Listed entries »
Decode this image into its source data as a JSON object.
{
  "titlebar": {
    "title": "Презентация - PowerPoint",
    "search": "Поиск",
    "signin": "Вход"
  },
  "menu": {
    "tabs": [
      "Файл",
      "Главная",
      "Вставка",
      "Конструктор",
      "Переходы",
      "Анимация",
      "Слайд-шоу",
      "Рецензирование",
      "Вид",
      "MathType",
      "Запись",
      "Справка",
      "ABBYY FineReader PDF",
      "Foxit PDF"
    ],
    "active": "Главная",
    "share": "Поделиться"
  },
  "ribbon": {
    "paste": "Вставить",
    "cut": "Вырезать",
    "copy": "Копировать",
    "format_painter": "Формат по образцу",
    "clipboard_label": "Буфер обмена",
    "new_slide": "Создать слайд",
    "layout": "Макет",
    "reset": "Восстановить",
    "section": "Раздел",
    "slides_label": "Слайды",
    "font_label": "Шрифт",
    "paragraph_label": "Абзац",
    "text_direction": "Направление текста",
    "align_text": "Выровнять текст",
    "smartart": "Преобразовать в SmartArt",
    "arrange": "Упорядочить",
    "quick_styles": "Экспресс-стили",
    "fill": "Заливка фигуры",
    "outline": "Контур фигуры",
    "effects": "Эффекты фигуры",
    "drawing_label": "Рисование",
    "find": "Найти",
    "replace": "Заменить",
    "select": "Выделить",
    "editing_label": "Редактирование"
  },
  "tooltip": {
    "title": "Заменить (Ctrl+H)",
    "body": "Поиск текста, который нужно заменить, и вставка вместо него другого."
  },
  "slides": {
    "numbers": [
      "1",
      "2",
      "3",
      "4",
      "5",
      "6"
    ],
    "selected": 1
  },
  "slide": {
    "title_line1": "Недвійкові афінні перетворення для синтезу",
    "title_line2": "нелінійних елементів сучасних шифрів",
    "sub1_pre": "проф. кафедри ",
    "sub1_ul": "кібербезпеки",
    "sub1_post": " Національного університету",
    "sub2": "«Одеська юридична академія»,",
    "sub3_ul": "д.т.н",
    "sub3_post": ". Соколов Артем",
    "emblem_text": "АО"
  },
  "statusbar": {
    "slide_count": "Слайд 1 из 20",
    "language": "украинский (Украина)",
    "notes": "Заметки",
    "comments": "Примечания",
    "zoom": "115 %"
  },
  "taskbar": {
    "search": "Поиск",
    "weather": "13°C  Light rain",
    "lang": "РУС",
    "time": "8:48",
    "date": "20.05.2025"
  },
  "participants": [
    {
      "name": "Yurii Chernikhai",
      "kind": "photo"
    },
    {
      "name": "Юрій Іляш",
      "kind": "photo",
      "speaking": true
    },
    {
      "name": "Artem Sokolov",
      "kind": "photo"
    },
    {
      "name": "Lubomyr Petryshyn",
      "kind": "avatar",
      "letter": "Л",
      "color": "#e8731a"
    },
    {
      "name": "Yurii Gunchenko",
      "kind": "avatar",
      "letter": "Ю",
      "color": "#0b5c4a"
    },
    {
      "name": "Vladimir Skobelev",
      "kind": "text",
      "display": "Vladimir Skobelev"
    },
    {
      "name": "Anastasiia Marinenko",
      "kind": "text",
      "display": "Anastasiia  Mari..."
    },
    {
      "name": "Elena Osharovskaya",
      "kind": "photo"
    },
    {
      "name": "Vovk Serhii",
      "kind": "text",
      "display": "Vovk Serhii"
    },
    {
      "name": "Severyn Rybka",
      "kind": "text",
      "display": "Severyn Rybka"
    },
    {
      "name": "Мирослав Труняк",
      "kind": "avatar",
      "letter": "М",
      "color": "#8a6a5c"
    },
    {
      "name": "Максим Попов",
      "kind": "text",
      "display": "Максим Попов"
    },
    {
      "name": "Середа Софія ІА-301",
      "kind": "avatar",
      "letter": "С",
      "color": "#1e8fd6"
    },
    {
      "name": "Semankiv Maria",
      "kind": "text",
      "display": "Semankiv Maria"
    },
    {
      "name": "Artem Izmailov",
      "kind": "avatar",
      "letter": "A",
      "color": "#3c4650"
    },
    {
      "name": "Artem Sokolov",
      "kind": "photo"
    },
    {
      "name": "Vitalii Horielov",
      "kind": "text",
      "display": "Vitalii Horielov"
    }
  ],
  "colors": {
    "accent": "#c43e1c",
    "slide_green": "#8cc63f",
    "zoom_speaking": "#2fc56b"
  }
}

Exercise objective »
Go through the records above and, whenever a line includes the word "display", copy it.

Answer »
      "display": "Vladimir Skobelev"
      "display": "Anastasiia  Mari..."
      "display": "Vovk Serhii"
      "display": "Severyn Rybka"
      "display": "Максим Попов"
      "display": "Semankiv Maria"
      "display": "Vitalii Horielov"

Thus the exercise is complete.